Write out each line of the records that has "Reviews" in it.

++++

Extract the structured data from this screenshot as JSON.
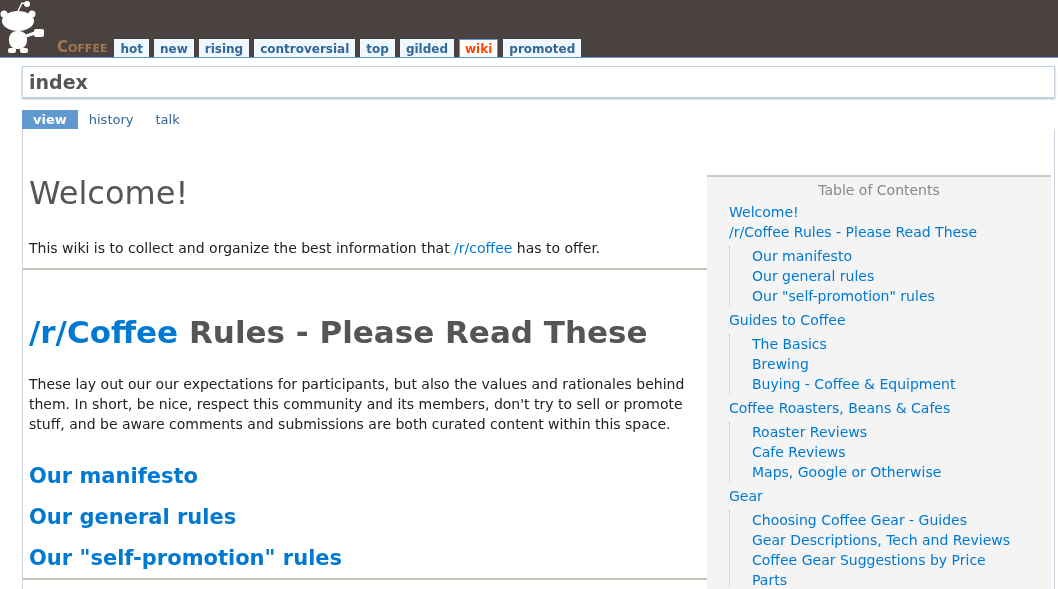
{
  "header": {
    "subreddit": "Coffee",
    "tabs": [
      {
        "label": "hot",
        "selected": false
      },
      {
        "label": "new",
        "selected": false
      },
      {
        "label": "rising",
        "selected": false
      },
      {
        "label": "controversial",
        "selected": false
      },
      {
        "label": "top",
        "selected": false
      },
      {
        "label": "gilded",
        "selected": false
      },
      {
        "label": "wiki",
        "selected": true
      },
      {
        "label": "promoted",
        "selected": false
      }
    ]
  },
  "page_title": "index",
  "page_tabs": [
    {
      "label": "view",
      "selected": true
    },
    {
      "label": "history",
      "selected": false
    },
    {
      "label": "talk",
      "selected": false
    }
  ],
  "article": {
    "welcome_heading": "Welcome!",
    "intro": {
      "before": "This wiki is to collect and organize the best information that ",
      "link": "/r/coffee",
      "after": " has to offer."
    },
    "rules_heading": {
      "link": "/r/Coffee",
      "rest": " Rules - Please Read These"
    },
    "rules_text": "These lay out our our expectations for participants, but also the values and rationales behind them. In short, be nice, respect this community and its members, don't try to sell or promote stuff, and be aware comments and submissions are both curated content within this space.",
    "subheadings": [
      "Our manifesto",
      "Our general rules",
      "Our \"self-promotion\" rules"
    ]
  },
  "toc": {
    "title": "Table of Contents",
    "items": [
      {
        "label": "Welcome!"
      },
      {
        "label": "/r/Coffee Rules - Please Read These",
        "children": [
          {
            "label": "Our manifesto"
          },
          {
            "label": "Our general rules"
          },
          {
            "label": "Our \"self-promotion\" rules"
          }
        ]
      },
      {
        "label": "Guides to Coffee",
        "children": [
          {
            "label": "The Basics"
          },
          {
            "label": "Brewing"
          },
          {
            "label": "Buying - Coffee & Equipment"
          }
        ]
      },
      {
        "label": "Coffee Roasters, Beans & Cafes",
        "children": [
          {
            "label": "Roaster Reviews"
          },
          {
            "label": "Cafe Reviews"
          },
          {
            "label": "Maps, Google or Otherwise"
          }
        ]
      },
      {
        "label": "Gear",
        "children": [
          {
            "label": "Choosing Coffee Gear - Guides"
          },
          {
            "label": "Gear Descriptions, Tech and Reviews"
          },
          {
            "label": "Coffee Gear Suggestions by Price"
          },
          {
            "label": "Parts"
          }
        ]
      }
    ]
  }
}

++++

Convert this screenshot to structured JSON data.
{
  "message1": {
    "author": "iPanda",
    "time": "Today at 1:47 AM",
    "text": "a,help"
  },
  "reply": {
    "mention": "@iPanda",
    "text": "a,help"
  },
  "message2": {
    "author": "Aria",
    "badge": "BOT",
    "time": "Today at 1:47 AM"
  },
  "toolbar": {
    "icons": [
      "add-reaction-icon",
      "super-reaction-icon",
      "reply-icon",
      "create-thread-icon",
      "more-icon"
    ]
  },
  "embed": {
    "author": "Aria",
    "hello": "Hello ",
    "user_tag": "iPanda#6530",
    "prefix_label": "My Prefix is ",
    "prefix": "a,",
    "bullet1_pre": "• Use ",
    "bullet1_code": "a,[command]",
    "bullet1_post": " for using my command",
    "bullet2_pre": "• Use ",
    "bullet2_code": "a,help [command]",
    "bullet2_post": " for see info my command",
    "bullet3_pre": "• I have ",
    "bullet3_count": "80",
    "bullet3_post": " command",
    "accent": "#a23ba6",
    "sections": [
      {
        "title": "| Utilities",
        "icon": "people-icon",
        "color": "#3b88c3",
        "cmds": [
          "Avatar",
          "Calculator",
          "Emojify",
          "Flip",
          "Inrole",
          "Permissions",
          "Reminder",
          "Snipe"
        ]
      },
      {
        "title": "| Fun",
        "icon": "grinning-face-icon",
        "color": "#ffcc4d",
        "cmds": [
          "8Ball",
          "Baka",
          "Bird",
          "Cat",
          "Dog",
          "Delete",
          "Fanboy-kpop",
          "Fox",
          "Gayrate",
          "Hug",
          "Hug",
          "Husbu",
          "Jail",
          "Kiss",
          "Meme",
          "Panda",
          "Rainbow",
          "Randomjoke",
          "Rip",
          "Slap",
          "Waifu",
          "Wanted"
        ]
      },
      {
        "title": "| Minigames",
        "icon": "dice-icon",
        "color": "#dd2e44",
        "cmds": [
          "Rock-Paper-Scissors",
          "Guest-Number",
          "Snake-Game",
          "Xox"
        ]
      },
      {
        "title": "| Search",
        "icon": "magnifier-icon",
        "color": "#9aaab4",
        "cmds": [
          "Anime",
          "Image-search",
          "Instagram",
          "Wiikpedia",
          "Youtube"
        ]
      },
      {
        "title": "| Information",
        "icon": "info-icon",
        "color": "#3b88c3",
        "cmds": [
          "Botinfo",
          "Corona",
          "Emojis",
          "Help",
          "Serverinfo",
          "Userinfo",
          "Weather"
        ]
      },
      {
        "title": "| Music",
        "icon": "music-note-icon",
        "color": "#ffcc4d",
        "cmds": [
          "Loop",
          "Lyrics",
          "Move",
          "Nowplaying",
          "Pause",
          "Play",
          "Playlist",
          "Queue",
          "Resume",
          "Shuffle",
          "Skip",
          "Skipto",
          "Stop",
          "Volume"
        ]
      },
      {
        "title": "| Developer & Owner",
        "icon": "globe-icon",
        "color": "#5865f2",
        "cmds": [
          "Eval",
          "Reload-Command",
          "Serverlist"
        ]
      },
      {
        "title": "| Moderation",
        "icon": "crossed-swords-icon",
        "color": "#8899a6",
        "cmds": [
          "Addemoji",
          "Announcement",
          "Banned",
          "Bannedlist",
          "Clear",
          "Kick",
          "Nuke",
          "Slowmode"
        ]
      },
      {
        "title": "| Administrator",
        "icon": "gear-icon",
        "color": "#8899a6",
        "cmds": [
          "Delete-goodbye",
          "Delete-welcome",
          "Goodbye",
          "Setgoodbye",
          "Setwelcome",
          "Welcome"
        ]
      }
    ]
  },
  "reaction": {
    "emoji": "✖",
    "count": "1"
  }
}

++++

- Your response
            "label": "Roaster Reviews"
            "label": "Cafe Reviews"
            "label": "Gear Descriptions, Tech and Reviews"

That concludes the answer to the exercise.